--- Dataset excerpts Enclosed Below ---
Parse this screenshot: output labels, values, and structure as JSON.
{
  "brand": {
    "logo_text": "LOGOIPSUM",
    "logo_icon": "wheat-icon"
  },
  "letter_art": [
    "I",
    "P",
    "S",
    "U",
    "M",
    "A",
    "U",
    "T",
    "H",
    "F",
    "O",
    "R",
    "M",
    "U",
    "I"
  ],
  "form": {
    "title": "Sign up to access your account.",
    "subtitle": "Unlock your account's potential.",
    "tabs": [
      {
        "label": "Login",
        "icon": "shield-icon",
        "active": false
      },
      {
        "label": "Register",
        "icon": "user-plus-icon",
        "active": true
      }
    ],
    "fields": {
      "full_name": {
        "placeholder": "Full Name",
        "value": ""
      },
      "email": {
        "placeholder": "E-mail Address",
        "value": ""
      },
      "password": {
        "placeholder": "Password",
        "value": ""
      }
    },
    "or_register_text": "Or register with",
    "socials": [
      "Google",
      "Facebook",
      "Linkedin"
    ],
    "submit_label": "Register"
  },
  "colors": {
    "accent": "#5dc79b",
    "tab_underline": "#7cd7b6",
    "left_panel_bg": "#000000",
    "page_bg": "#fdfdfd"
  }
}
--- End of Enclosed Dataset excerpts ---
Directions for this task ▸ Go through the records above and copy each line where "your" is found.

Final answer ▸
    "title": "Sign up to access your account.",
    "subtitle": "Unlock your account's potential.",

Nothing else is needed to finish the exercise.